The Peril and Promise of Solar Geoengineering
It is becoming increasingly apparent that the goal of no more than a 2 degrees C. rise in global temperatures established by the Paris Agreement will not likely be met in a reasonable time frame. Post-pandemic global emissions are expected to continue to rise as more fossil fuel plants, including coal, are still being planned or placed into service for the foreseeable future, while countries that are reducing emissions are missing their goals. And while proposals for taking carbon dioxide out of the atmosphere are emerging, it will take decades for these to prove themselves and scale up to the levels required. Meanwhile, deforestation, severe droughts, raging fires and more powerful hurricanes appear to be happening faster than expected.
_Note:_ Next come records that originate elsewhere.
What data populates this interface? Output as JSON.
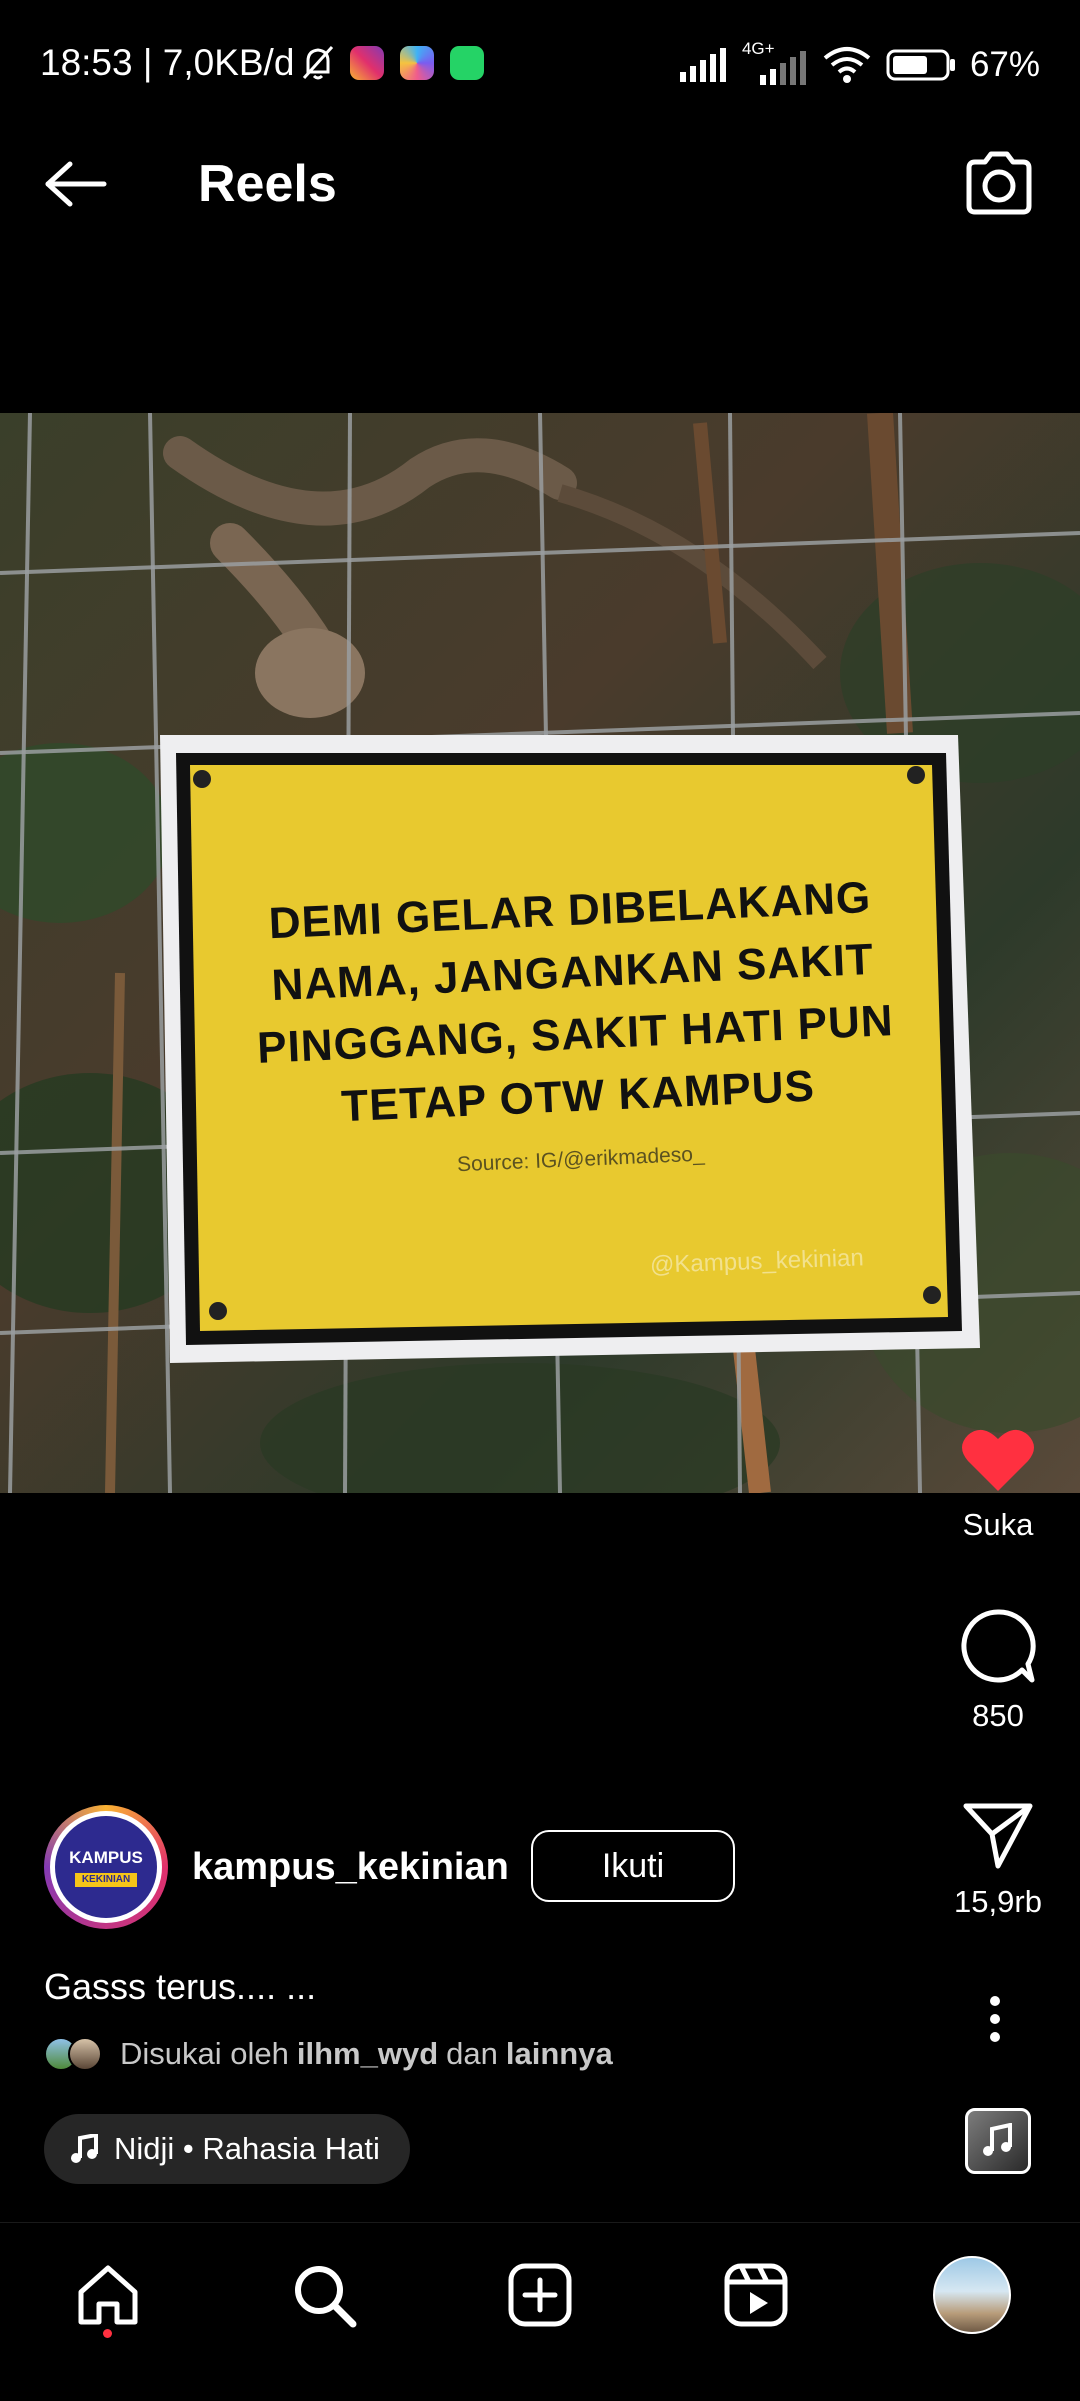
{
  "status_bar": {
    "time_speed": "18:53 | 7,0KB/d",
    "network": "4G+",
    "battery": "67%",
    "icons": [
      "mute-bell-icon",
      "instagram-app-icon",
      "pinwheel-app-icon",
      "whatsapp-app-icon",
      "signal-icon",
      "wifi-icon",
      "battery-icon"
    ]
  },
  "header": {
    "title": "Reels"
  },
  "media": {
    "sign_lines": [
      "DEMI GELAR DIBELAKANG",
      "NAMA, JANGANKAN SAKIT",
      "PINGGANG, SAKIT HATI PUN",
      "TETAP OTW KAMPUS"
    ],
    "sign_source": "Source: IG/@erikmadeso_",
    "watermark": "@Kampus_kekinian",
    "sign_color": "#e8c92f"
  },
  "actions": {
    "like_label": "Suka",
    "comment_count": "850",
    "share_count": "15,9rb",
    "like_color": "#ff3040"
  },
  "author": {
    "username": "kampus_kekinian",
    "follow_label": "Ikuti",
    "avatar_text": "KAMPUS",
    "avatar_sub": "KEKINIAN"
  },
  "caption": {
    "text": "Gasss terus.... ..."
  },
  "liked_by": {
    "prefix": "Disukai oleh ",
    "user": "ilhm_wyd",
    "middle": " dan ",
    "others": "lainnya"
  },
  "music": {
    "label": "Nidji • Rahasia Hati"
  },
  "nav": {
    "items": [
      "home-icon",
      "search-icon",
      "create-icon",
      "reels-icon",
      "profile-avatar"
    ]
  }
}
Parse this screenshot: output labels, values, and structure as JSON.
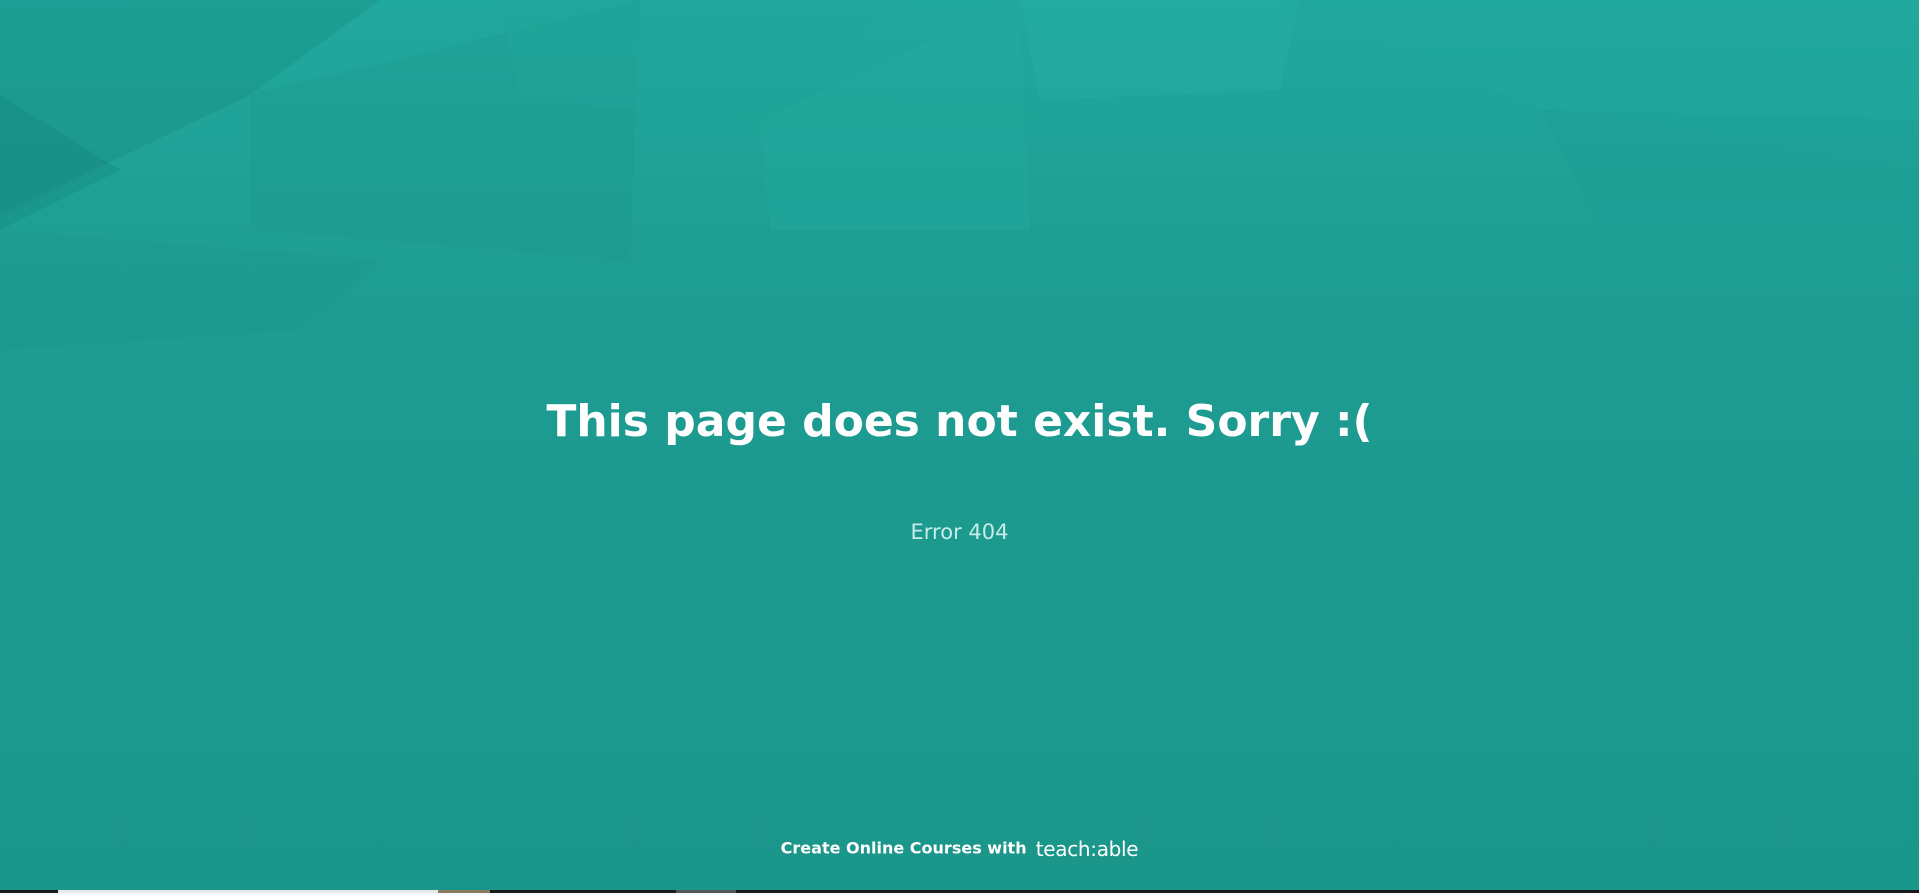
{
  "page": {
    "background_color": "#1b9488"
  },
  "error": {
    "title": "This page does not exist. Sorry :(",
    "code": "Error 404"
  },
  "footer": {
    "text": "Create Online Courses with",
    "brand": "teach:able"
  }
}
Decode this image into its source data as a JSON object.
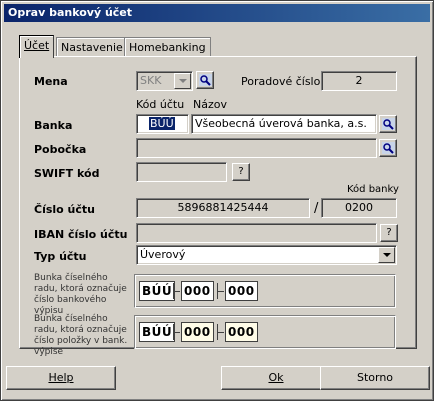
{
  "window": {
    "title": "Oprav bankový účet"
  },
  "tabs": [
    {
      "label": "Účet",
      "active": true
    },
    {
      "label": "Nastavenie",
      "active": false
    },
    {
      "label": "Homebanking",
      "active": false
    }
  ],
  "form": {
    "mena": {
      "label": "Mena",
      "value": "SKK"
    },
    "poradove": {
      "label": "Poradové číslo",
      "value": "2"
    },
    "kod_uctu_header": "Kód účtu",
    "nazov_header": "Názov",
    "banka": {
      "label": "Banka",
      "code": "BÚÚ",
      "name": "Všeobecná úverová banka, a.s."
    },
    "pobocka": {
      "label": "Pobočka",
      "value": ""
    },
    "swift": {
      "label": "SWIFT kód",
      "value": "",
      "help": "?"
    },
    "kod_banky_header": "Kód banky",
    "cislo_uctu": {
      "label": "Číslo účtu",
      "value": "5896881425444",
      "slash": "/",
      "bank_code": "0200"
    },
    "iban": {
      "label": "IBAN číslo účtu",
      "value": "",
      "help": "?"
    },
    "typ_uctu": {
      "label": "Typ účtu",
      "value": "Úverový"
    },
    "rad_vypis": {
      "label": "Bunka číselného radu, ktorá označuje číslo bankového výpisu",
      "seg1": "BÚÚ",
      "seg2": "000",
      "seg3": "000"
    },
    "rad_polozka": {
      "label": "Bunka číselného radu, ktorá označuje číslo položky v bank. výpise",
      "seg1": "BÚÚ",
      "seg2": "000",
      "seg3": "000"
    }
  },
  "buttons": {
    "help": "Help",
    "ok": "Ok",
    "storno": "Storno"
  },
  "icons": {
    "lookup": "magnifier-lookup-icon",
    "dropdown": "chevron-down-icon"
  }
}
With this as a backdrop, Dr. Keith argues that solar geoengineering may be a viable option in that it could be implemented fairly easily and at low cost, estimated at $5B per year, yet offset the impact of many decades of carbon emissions. Research done to date by his team and international colleagues, suggests that the identified risks may prove manageable, but that much more research needs to be done to create a greater assurance that unintended consequences can be understood and controlled.
He will first review the science and technology of solar geoengineering, addressing its effectiveness in reducing climate risks. Then he will describe how solar geoengineering may create new non-climate risks and analyze their potential severity. Finally, he will discuss how a substantial research program could further reduce risk and uncertainty. He will then propose a case for integrating solar geoengineering into a climate policy that includes a full range of emissions cuts, major carbon removal approaches and adaptation. In his proposal, solar geoengineering is positioned as a long-time frame but temporary bridge to buy time to get to net zero emissions and fully implement carbon removal without blowing away the 2 degrees C. goal altogether.